* [Source material]
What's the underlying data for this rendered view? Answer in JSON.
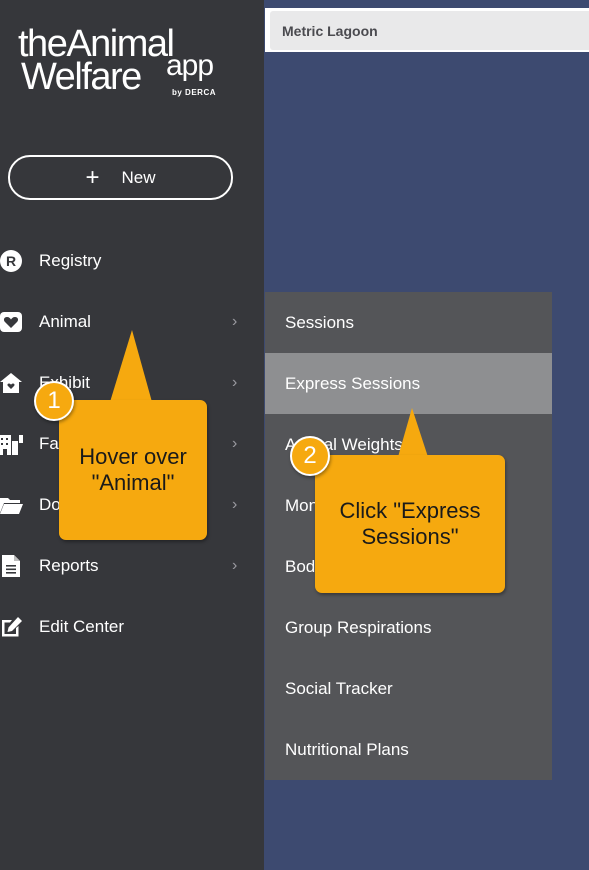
{
  "logo": {
    "line1": "theAnimal",
    "line2": "Welfare",
    "line3": "app",
    "byline": "by DERCA"
  },
  "new_button": {
    "label": "New"
  },
  "topbar": {
    "field_text": "Metric Lagoon"
  },
  "nav": [
    {
      "label": "Registry",
      "icon": "registry-r-icon",
      "chevron": false
    },
    {
      "label": "Animal",
      "icon": "heart-icon",
      "chevron": true
    },
    {
      "label": "Exhibit",
      "icon": "exhibit-home-icon",
      "chevron": true
    },
    {
      "label": "Facilities",
      "icon": "building-icon",
      "chevron": true
    },
    {
      "label": "Documents",
      "icon": "folder-icon",
      "chevron": true
    },
    {
      "label": "Reports",
      "icon": "report-document-icon",
      "chevron": true
    },
    {
      "label": "Edit Center",
      "icon": "edit-icon",
      "chevron": false
    }
  ],
  "submenu": [
    {
      "label": "Sessions",
      "active": false
    },
    {
      "label": "Express Sessions",
      "active": true
    },
    {
      "label": "Animal Weights",
      "active": false
    },
    {
      "label": "Monitoring",
      "active": false
    },
    {
      "label": "Body Condition",
      "active": false
    },
    {
      "label": "Group Respirations",
      "active": false
    },
    {
      "label": "Social Tracker",
      "active": false
    },
    {
      "label": "Nutritional Plans",
      "active": false
    }
  ],
  "callouts": [
    {
      "number": "1",
      "text": "Hover over \"Animal\""
    },
    {
      "number": "2",
      "text": "Click \"Express Sessions\""
    }
  ],
  "colors": {
    "sidebar": "#36373b",
    "submenu": "#545558",
    "submenu_active": "#8e8f91",
    "page_bg": "#3d4a70",
    "callout": "#f6a90f"
  }
}
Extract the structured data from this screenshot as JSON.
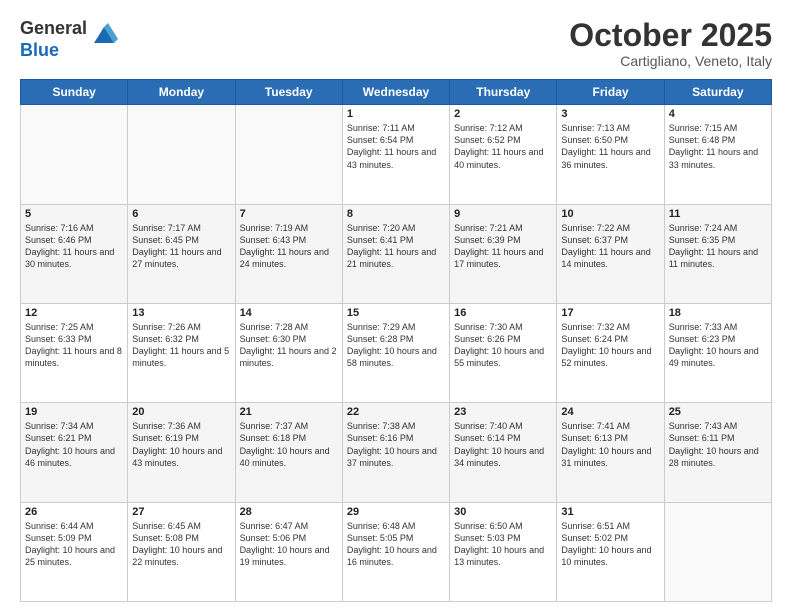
{
  "logo": {
    "general": "General",
    "blue": "Blue"
  },
  "header": {
    "month": "October 2025",
    "location": "Cartigliano, Veneto, Italy"
  },
  "days_of_week": [
    "Sunday",
    "Monday",
    "Tuesday",
    "Wednesday",
    "Thursday",
    "Friday",
    "Saturday"
  ],
  "weeks": [
    [
      {
        "day": "",
        "info": ""
      },
      {
        "day": "",
        "info": ""
      },
      {
        "day": "",
        "info": ""
      },
      {
        "day": "1",
        "info": "Sunrise: 7:11 AM\nSunset: 6:54 PM\nDaylight: 11 hours and 43 minutes."
      },
      {
        "day": "2",
        "info": "Sunrise: 7:12 AM\nSunset: 6:52 PM\nDaylight: 11 hours and 40 minutes."
      },
      {
        "day": "3",
        "info": "Sunrise: 7:13 AM\nSunset: 6:50 PM\nDaylight: 11 hours and 36 minutes."
      },
      {
        "day": "4",
        "info": "Sunrise: 7:15 AM\nSunset: 6:48 PM\nDaylight: 11 hours and 33 minutes."
      }
    ],
    [
      {
        "day": "5",
        "info": "Sunrise: 7:16 AM\nSunset: 6:46 PM\nDaylight: 11 hours and 30 minutes."
      },
      {
        "day": "6",
        "info": "Sunrise: 7:17 AM\nSunset: 6:45 PM\nDaylight: 11 hours and 27 minutes."
      },
      {
        "day": "7",
        "info": "Sunrise: 7:19 AM\nSunset: 6:43 PM\nDaylight: 11 hours and 24 minutes."
      },
      {
        "day": "8",
        "info": "Sunrise: 7:20 AM\nSunset: 6:41 PM\nDaylight: 11 hours and 21 minutes."
      },
      {
        "day": "9",
        "info": "Sunrise: 7:21 AM\nSunset: 6:39 PM\nDaylight: 11 hours and 17 minutes."
      },
      {
        "day": "10",
        "info": "Sunrise: 7:22 AM\nSunset: 6:37 PM\nDaylight: 11 hours and 14 minutes."
      },
      {
        "day": "11",
        "info": "Sunrise: 7:24 AM\nSunset: 6:35 PM\nDaylight: 11 hours and 11 minutes."
      }
    ],
    [
      {
        "day": "12",
        "info": "Sunrise: 7:25 AM\nSunset: 6:33 PM\nDaylight: 11 hours and 8 minutes."
      },
      {
        "day": "13",
        "info": "Sunrise: 7:26 AM\nSunset: 6:32 PM\nDaylight: 11 hours and 5 minutes."
      },
      {
        "day": "14",
        "info": "Sunrise: 7:28 AM\nSunset: 6:30 PM\nDaylight: 11 hours and 2 minutes."
      },
      {
        "day": "15",
        "info": "Sunrise: 7:29 AM\nSunset: 6:28 PM\nDaylight: 10 hours and 58 minutes."
      },
      {
        "day": "16",
        "info": "Sunrise: 7:30 AM\nSunset: 6:26 PM\nDaylight: 10 hours and 55 minutes."
      },
      {
        "day": "17",
        "info": "Sunrise: 7:32 AM\nSunset: 6:24 PM\nDaylight: 10 hours and 52 minutes."
      },
      {
        "day": "18",
        "info": "Sunrise: 7:33 AM\nSunset: 6:23 PM\nDaylight: 10 hours and 49 minutes."
      }
    ],
    [
      {
        "day": "19",
        "info": "Sunrise: 7:34 AM\nSunset: 6:21 PM\nDaylight: 10 hours and 46 minutes."
      },
      {
        "day": "20",
        "info": "Sunrise: 7:36 AM\nSunset: 6:19 PM\nDaylight: 10 hours and 43 minutes."
      },
      {
        "day": "21",
        "info": "Sunrise: 7:37 AM\nSunset: 6:18 PM\nDaylight: 10 hours and 40 minutes."
      },
      {
        "day": "22",
        "info": "Sunrise: 7:38 AM\nSunset: 6:16 PM\nDaylight: 10 hours and 37 minutes."
      },
      {
        "day": "23",
        "info": "Sunrise: 7:40 AM\nSunset: 6:14 PM\nDaylight: 10 hours and 34 minutes."
      },
      {
        "day": "24",
        "info": "Sunrise: 7:41 AM\nSunset: 6:13 PM\nDaylight: 10 hours and 31 minutes."
      },
      {
        "day": "25",
        "info": "Sunrise: 7:43 AM\nSunset: 6:11 PM\nDaylight: 10 hours and 28 minutes."
      }
    ],
    [
      {
        "day": "26",
        "info": "Sunrise: 6:44 AM\nSunset: 5:09 PM\nDaylight: 10 hours and 25 minutes."
      },
      {
        "day": "27",
        "info": "Sunrise: 6:45 AM\nSunset: 5:08 PM\nDaylight: 10 hours and 22 minutes."
      },
      {
        "day": "28",
        "info": "Sunrise: 6:47 AM\nSunset: 5:06 PM\nDaylight: 10 hours and 19 minutes."
      },
      {
        "day": "29",
        "info": "Sunrise: 6:48 AM\nSunset: 5:05 PM\nDaylight: 10 hours and 16 minutes."
      },
      {
        "day": "30",
        "info": "Sunrise: 6:50 AM\nSunset: 5:03 PM\nDaylight: 10 hours and 13 minutes."
      },
      {
        "day": "31",
        "info": "Sunrise: 6:51 AM\nSunset: 5:02 PM\nDaylight: 10 hours and 10 minutes."
      },
      {
        "day": "",
        "info": ""
      }
    ]
  ]
}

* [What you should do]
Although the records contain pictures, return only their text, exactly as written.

* [Exercise result]
What's the underlying data for this rendered view? Answer in JSON.
{
  "logo": {
    "line1": "theAnimal",
    "line2": "Welfare",
    "line3": "app",
    "byline": "by DERCA"
  },
  "new_button": {
    "label": "New"
  },
  "topbar": {
    "field_text": "Metric Lagoon"
  },
  "nav": [
    {
      "label": "Registry",
      "icon": "registry-r-icon",
      "chevron": false
    },
    {
      "label": "Animal",
      "icon": "heart-icon",
      "chevron": true
    },
    {
      "label": "Exhibit",
      "icon": "exhibit-home-icon",
      "chevron": true
    },
    {
      "label": "Facilities",
      "icon": "building-icon",
      "chevron": true
    },
    {
      "label": "Documents",
      "icon": "folder-icon",
      "chevron": true
    },
    {
      "label": "Reports",
      "icon": "report-document-icon",
      "chevron": true
    },
    {
      "label": "Edit Center",
      "icon": "edit-icon",
      "chevron": false
    }
  ],
  "submenu": [
    {
      "label": "Sessions",
      "active": false
    },
    {
      "label": "Express Sessions",
      "active": true
    },
    {
      "label": "Animal Weights",
      "active": false
    },
    {
      "label": "Monitoring",
      "active": false
    },
    {
      "label": "Body Condition",
      "active": false
    },
    {
      "label": "Group Respirations",
      "active": false
    },
    {
      "label": "Social Tracker",
      "active": false
    },
    {
      "label": "Nutritional Plans",
      "active": false
    }
  ],
  "callouts": [
    {
      "number": "1",
      "text": "Hover over \"Animal\""
    },
    {
      "number": "2",
      "text": "Click \"Express Sessions\""
    }
  ],
  "colors": {
    "sidebar": "#36373b",
    "submenu": "#545558",
    "submenu_active": "#8e8f91",
    "page_bg": "#3d4a70",
    "callout": "#f6a90f"
  }
}
Extract the structured data from this screenshot as JSON.
{
  "logo": {
    "general": "General",
    "blue": "Blue"
  },
  "header": {
    "month": "October 2025",
    "location": "Cartigliano, Veneto, Italy"
  },
  "days_of_week": [
    "Sunday",
    "Monday",
    "Tuesday",
    "Wednesday",
    "Thursday",
    "Friday",
    "Saturday"
  ],
  "weeks": [
    [
      {
        "day": "",
        "info": ""
      },
      {
        "day": "",
        "info": ""
      },
      {
        "day": "",
        "info": ""
      },
      {
        "day": "1",
        "info": "Sunrise: 7:11 AM\nSunset: 6:54 PM\nDaylight: 11 hours and 43 minutes."
      },
      {
        "day": "2",
        "info": "Sunrise: 7:12 AM\nSunset: 6:52 PM\nDaylight: 11 hours and 40 minutes."
      },
      {
        "day": "3",
        "info": "Sunrise: 7:13 AM\nSunset: 6:50 PM\nDaylight: 11 hours and 36 minutes."
      },
      {
        "day": "4",
        "info": "Sunrise: 7:15 AM\nSunset: 6:48 PM\nDaylight: 11 hours and 33 minutes."
      }
    ],
    [
      {
        "day": "5",
        "info": "Sunrise: 7:16 AM\nSunset: 6:46 PM\nDaylight: 11 hours and 30 minutes."
      },
      {
        "day": "6",
        "info": "Sunrise: 7:17 AM\nSunset: 6:45 PM\nDaylight: 11 hours and 27 minutes."
      },
      {
        "day": "7",
        "info": "Sunrise: 7:19 AM\nSunset: 6:43 PM\nDaylight: 11 hours and 24 minutes."
      },
      {
        "day": "8",
        "info": "Sunrise: 7:20 AM\nSunset: 6:41 PM\nDaylight: 11 hours and 21 minutes."
      },
      {
        "day": "9",
        "info": "Sunrise: 7:21 AM\nSunset: 6:39 PM\nDaylight: 11 hours and 17 minutes."
      },
      {
        "day": "10",
        "info": "Sunrise: 7:22 AM\nSunset: 6:37 PM\nDaylight: 11 hours and 14 minutes."
      },
      {
        "day": "11",
        "info": "Sunrise: 7:24 AM\nSunset: 6:35 PM\nDaylight: 11 hours and 11 minutes."
      }
    ],
    [
      {
        "day": "12",
        "info": "Sunrise: 7:25 AM\nSunset: 6:33 PM\nDaylight: 11 hours and 8 minutes."
      },
      {
        "day": "13",
        "info": "Sunrise: 7:26 AM\nSunset: 6:32 PM\nDaylight: 11 hours and 5 minutes."
      },
      {
        "day": "14",
        "info": "Sunrise: 7:28 AM\nSunset: 6:30 PM\nDaylight: 11 hours and 2 minutes."
      },
      {
        "day": "15",
        "info": "Sunrise: 7:29 AM\nSunset: 6:28 PM\nDaylight: 10 hours and 58 minutes."
      },
      {
        "day": "16",
        "info": "Sunrise: 7:30 AM\nSunset: 6:26 PM\nDaylight: 10 hours and 55 minutes."
      },
      {
        "day": "17",
        "info": "Sunrise: 7:32 AM\nSunset: 6:24 PM\nDaylight: 10 hours and 52 minutes."
      },
      {
        "day": "18",
        "info": "Sunrise: 7:33 AM\nSunset: 6:23 PM\nDaylight: 10 hours and 49 minutes."
      }
    ],
    [
      {
        "day": "19",
        "info": "Sunrise: 7:34 AM\nSunset: 6:21 PM\nDaylight: 10 hours and 46 minutes."
      },
      {
        "day": "20",
        "info": "Sunrise: 7:36 AM\nSunset: 6:19 PM\nDaylight: 10 hours and 43 minutes."
      },
      {
        "day": "21",
        "info": "Sunrise: 7:37 AM\nSunset: 6:18 PM\nDaylight: 10 hours and 40 minutes."
      },
      {
        "day": "22",
        "info": "Sunrise: 7:38 AM\nSunset: 6:16 PM\nDaylight: 10 hours and 37 minutes."
      },
      {
        "day": "23",
        "info": "Sunrise: 7:40 AM\nSunset: 6:14 PM\nDaylight: 10 hours and 34 minutes."
      },
      {
        "day": "24",
        "info": "Sunrise: 7:41 AM\nSunset: 6:13 PM\nDaylight: 10 hours and 31 minutes."
      },
      {
        "day": "25",
        "info": "Sunrise: 7:43 AM\nSunset: 6:11 PM\nDaylight: 10 hours and 28 minutes."
      }
    ],
    [
      {
        "day": "26",
        "info": "Sunrise: 6:44 AM\nSunset: 5:09 PM\nDaylight: 10 hours and 25 minutes."
      },
      {
        "day": "27",
        "info": "Sunrise: 6:45 AM\nSunset: 5:08 PM\nDaylight: 10 hours and 22 minutes."
      },
      {
        "day": "28",
        "info": "Sunrise: 6:47 AM\nSunset: 5:06 PM\nDaylight: 10 hours and 19 minutes."
      },
      {
        "day": "29",
        "info": "Sunrise: 6:48 AM\nSunset: 5:05 PM\nDaylight: 10 hours and 16 minutes."
      },
      {
        "day": "30",
        "info": "Sunrise: 6:50 AM\nSunset: 5:03 PM\nDaylight: 10 hours and 13 minutes."
      },
      {
        "day": "31",
        "info": "Sunrise: 6:51 AM\nSunset: 5:02 PM\nDaylight: 10 hours and 10 minutes."
      },
      {
        "day": "",
        "info": ""
      }
    ]
  ]
}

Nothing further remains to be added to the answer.